The current threshold for funeral reimbursement is $5,000, which board members and advocates agree is too low. But advocates said the proposed $6,500 cap still won’t cover the full cost of burial for most homicide victims.

Board members also raised serious concerns about having a mental health counselor or social worker vouch for a crime victim instead of a law enforcement officer. They said the practice will present a conflict of interest for mental health professionals who will financially benefit if the board agrees to cover the costs of victims’ counseling.

The board’s staff has proposed a regulation that would only allow crime victims of sexual violence, domestic violence, human trafficking and stalking to use a mental health professional to certify their victim status. For all other crimes, victims would still have to report incidents to law enforcement within 72 hours to access benefits. 

Advocates said this is not in keeping with the new law, which was written intentionally to allow any crime victim to access financial support without having to go to law enforcement first. 

Fund’s long-term stability in question

Some of the board’s concerns over the stability of the crime victim fund stem from their experiences a few years ago, when the state had to defer reimbursements to victims because there wasn’t enough money.

“We were three years behind paying claims when I came in 2016,” Craft said. 
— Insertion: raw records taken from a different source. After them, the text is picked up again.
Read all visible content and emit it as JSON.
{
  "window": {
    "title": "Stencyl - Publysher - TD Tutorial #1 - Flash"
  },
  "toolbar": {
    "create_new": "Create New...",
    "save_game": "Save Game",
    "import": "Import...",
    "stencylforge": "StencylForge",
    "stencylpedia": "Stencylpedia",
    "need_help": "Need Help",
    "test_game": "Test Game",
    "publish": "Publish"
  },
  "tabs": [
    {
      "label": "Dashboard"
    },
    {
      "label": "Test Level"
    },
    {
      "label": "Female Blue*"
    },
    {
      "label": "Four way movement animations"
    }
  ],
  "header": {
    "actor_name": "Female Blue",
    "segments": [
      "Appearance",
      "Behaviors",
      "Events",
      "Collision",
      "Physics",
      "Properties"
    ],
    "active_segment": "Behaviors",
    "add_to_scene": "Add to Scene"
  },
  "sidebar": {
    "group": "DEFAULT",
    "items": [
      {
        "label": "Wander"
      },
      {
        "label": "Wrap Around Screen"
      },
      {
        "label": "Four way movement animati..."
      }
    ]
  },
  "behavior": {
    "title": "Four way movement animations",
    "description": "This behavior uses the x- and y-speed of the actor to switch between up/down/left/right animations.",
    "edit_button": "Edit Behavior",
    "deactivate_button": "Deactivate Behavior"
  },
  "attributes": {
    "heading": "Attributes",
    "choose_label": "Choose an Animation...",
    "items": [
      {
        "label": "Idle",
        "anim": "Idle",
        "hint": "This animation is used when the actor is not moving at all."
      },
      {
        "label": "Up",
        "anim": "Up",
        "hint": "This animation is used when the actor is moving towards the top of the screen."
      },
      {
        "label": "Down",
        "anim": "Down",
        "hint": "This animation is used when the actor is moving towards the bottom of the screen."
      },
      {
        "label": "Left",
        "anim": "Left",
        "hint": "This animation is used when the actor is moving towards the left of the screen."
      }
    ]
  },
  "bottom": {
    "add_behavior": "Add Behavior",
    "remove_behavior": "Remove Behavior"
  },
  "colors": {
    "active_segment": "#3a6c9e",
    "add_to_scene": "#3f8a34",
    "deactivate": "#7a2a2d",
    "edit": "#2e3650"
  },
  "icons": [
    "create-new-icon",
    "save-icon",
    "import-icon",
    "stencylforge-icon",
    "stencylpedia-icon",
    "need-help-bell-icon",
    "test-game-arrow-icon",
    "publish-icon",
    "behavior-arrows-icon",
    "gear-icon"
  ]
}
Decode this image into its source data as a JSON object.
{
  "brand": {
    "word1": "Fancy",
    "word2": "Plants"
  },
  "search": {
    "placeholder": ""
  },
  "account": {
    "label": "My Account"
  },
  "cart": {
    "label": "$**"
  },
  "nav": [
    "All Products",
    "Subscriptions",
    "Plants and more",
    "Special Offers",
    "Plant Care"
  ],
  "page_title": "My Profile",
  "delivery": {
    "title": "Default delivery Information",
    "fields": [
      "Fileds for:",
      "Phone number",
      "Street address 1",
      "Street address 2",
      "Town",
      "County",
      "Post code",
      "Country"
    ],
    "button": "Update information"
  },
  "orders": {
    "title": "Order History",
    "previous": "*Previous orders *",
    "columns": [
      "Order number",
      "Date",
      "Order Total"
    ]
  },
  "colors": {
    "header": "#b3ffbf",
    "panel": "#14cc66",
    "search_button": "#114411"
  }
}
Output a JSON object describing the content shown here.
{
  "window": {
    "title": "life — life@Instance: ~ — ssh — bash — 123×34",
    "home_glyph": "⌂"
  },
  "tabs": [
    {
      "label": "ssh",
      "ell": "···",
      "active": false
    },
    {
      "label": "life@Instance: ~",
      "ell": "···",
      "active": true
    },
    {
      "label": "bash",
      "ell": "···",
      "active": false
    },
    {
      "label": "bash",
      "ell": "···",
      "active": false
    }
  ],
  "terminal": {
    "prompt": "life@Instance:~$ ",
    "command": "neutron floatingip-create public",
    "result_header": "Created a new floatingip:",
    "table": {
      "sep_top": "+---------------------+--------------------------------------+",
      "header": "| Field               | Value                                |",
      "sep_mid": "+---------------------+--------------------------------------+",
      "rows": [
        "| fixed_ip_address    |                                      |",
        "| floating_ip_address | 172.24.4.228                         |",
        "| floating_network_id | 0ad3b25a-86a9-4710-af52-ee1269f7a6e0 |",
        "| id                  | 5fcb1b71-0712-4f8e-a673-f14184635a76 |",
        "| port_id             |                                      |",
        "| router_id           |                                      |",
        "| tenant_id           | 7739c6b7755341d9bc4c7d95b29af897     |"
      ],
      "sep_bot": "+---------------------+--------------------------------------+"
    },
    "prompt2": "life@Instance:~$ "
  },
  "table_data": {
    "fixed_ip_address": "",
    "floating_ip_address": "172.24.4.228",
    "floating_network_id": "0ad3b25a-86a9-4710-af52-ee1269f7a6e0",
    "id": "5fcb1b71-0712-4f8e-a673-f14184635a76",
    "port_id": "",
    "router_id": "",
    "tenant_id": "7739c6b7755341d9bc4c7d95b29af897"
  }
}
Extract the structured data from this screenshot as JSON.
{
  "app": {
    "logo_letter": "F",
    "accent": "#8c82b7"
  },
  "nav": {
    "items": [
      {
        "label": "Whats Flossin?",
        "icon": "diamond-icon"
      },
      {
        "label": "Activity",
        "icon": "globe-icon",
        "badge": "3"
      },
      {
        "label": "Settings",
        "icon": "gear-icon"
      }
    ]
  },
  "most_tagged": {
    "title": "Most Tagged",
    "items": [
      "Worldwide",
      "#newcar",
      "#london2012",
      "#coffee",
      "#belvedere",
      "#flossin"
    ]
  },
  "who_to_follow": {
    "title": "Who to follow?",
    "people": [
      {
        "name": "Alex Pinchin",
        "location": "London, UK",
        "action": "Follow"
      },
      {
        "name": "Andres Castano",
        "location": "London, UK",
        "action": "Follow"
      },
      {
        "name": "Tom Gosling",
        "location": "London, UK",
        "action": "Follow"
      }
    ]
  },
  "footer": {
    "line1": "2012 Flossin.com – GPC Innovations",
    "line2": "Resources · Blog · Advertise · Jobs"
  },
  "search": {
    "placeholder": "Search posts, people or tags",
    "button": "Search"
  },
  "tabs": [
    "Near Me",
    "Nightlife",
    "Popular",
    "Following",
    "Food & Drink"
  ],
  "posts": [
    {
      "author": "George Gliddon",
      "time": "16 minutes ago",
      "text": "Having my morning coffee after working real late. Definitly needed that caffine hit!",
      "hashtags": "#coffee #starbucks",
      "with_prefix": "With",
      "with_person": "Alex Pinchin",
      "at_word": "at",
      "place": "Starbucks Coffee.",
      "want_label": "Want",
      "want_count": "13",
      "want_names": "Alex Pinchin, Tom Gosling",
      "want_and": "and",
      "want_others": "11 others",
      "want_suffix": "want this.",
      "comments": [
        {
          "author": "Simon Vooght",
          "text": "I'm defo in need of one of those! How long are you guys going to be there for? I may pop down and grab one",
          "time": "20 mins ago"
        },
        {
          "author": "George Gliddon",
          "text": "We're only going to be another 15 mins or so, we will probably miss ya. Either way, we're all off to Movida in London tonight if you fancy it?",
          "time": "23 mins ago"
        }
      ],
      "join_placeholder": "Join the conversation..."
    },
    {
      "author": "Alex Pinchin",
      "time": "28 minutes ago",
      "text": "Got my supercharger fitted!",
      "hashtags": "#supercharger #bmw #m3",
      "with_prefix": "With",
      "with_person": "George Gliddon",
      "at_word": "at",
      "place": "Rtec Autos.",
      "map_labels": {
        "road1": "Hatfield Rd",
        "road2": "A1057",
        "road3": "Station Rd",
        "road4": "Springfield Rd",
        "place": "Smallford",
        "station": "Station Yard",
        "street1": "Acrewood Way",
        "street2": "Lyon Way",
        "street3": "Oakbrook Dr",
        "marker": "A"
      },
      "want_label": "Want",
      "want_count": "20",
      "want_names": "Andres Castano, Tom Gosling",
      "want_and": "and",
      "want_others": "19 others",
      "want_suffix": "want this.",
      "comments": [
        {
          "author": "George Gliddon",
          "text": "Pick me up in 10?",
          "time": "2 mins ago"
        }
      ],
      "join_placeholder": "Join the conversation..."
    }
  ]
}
The fund wasn’t lacking money because it had too many claims from crime victims. It was because former Gov. Bobby Jindal and state lawmakers used its funding for other needs.

At the time, Louisiana was in a budget crisis and Jindal – in an effort to avoid raising taxes – often “swept” the crime victims fund to help pay for higher education and health care programs that it would have been unpopular to cut.

The most recent annual report from the Crime Victims Reparations Board shows the fund should have produced a surplus over the years. Since its inception in 1982, the fund has brought in $72 million and only dispersed $58.9 million, leaving $13 million more in collections than awards, according to the board’s own documents.

In the 2020-2021 state budget cycle, the fund brought in $5.1 million and gave out $3.2 million in grants to crime victims, according to the board’s report. Over a third of the money – $1.3 million – went toward funeral expenses. 

The average award was relatively modest, just $1,120. Board members say they rarely award the maximum amount allowed. Over a third of the grants went to survivors of child sexual abuse. 

The fund is primarily supported through fines and fees collected with criminal convictions, criminal restitution and federal grants. The state is also currently redirecting some of the money it has saved through reducing its prison population to this fund. Louisiana also uses unclaimed gambling winnings to cover the cost of forensic medical exams. 

The board’s top staff member, Bob Wertz, said he is still concerned that the fund’s revenue sources could dry up over the next couple of years. It’s not clear how long the funding coming from the state’s prison population reduction will last. District attorneys are also steering more minor criminal cases through diversion programs that don’t result in convictions and lower the amount of fines and fees collected. 

Not everyone shares Wertz’s concerns over the fund’s solvency. 

The fund’s federal support is partially dependent on the amount of money the board gives out, said Amanda Tonkovich, the board’s chairman and an Edwards appointee. The more money the board spends, the more money the federal government will give Louisiana to cover its grants, she said.

“We already have the funds needed,” said Tonkovich, when testifying to lawmakers in support of the adding flexibility to the fund last spring.